That’s a good question. For me, my music is a reflection of my overall life experiences and my
arts and musical educational upbringing, all of which are varied, eclectic, and broad ranging.
With my love for all genres of music, it is only natural that my music, whether my original
compositions or my recordings cover songs that end up being reimagined versions of the
versions by the original artists, speaks to me and is an honest reflection of how I envision the
piece. I couldn’t mimic or recreate any cover song if I tried, and not that I’d ever want to. I think
in general that is what all artists do. Artists take something that inspires them to create their art,
be it a landscape, a person, an event, a photo, an idea, whatever, and what they create reflects
all of the elements of their life experiences and training I just mentioned.
Q: What advice do you have for aspiring young musicians and artists?
Two things. First, always keep working at your art, continue to learn from the art and approach
of other artists who came before you, and don’t get discouraged. Second, make it a point to
become educated about the legal and business aspects of your art. Most artists have little or no
knowledge or understanding of what is involved in having their art distributed, promoted,
exhibited, or “exploited” as lawyers say, leaving them vulnerable to being taken advantage of or
to entering into unfavorable business relationships. Knowledge is the key to everything and to
ensuring an artist’s ultimate success with their art. Joining and taking advantage of the legal,
educational and dispute resolution services of an organization such as California Lawyers for
the Arts, whose mission is to educate and empower artists of all disciplines, is a good way to
start. And of course, Harvardwood is also a valuable organization for assisting artists in
navigating the business components of their creative careers.
Q: What is your favorite piece on your new album?
I have two by Ms. Price: the second movement of her “Sonata in E Minor”, and “Andante Con Espressione”, a lovely violin and piano piece with violinist Mark Cargill. If our readers are so inclined and I can put in a plug for it, I encourage them to view the YouTube video of us performing the piece (here).

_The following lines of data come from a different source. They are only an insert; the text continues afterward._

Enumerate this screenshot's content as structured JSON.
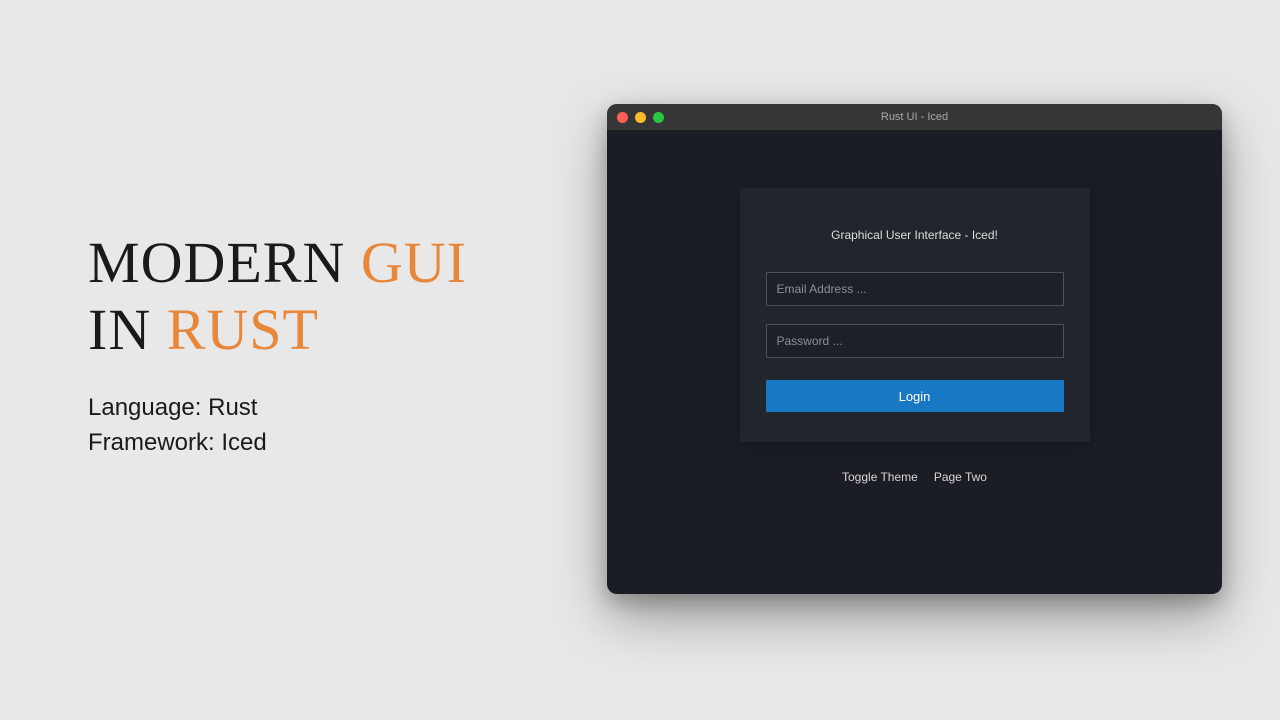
{
  "heading": {
    "line1_part1": "MODERN ",
    "line1_part2": "GUI",
    "line2_part1": "IN ",
    "line2_part2": "RUST"
  },
  "subinfo": {
    "language": "Language: Rust",
    "framework": "Framework: Iced"
  },
  "window": {
    "title": "Rust UI - Iced",
    "card": {
      "heading": "Graphical User Interface - Iced!",
      "email_placeholder": "Email Address ...",
      "password_placeholder": "Password ...",
      "login_label": "Login"
    },
    "links": {
      "toggle_theme": "Toggle Theme",
      "page_two": "Page Two"
    }
  }
}
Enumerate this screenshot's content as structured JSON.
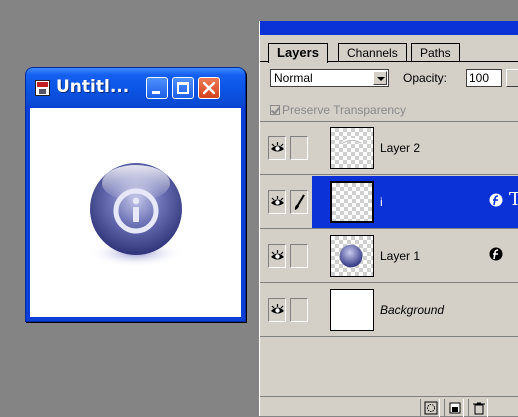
{
  "document_window": {
    "title": "Untitl...",
    "buttons": [
      "minimize",
      "maximize",
      "close"
    ],
    "icon": "photoshop-doc-icon",
    "content_icon": "info-icon"
  },
  "layers_palette": {
    "tabs": [
      "Layers",
      "Channels",
      "Paths"
    ],
    "active_tab": "Layers",
    "blend_mode": "Normal",
    "opacity_label": "Opacity:",
    "opacity_value": "100",
    "preserve_transparency_label": "Preserve Transparency",
    "preserve_transparency_checked": true,
    "layers": [
      {
        "name": "Layer 2",
        "visible": true,
        "selected": false,
        "effects": false
      },
      {
        "name": "i",
        "visible": true,
        "selected": true,
        "effects": true,
        "type_layer": true
      },
      {
        "name": "Layer 1",
        "visible": true,
        "selected": false,
        "effects": true
      },
      {
        "name": "Background",
        "visible": true,
        "selected": false,
        "effects": false,
        "italic": true
      }
    ],
    "bottom_buttons": [
      "new-layer-icon",
      "trash-icon"
    ]
  },
  "colors": {
    "desktop": "#848484",
    "xp_title": "#0b54e5",
    "palette_bg": "#d4d0c8",
    "selection": "#0a32d6"
  }
}
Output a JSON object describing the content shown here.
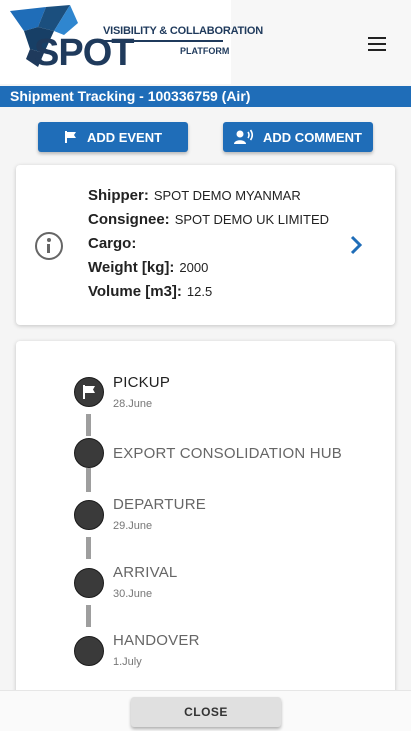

Q: What do you like to do in your free time?
“Free time”?? LOL. What is that?
Jerry's album The Composers was released on June 1, 2022 and is available to stream now.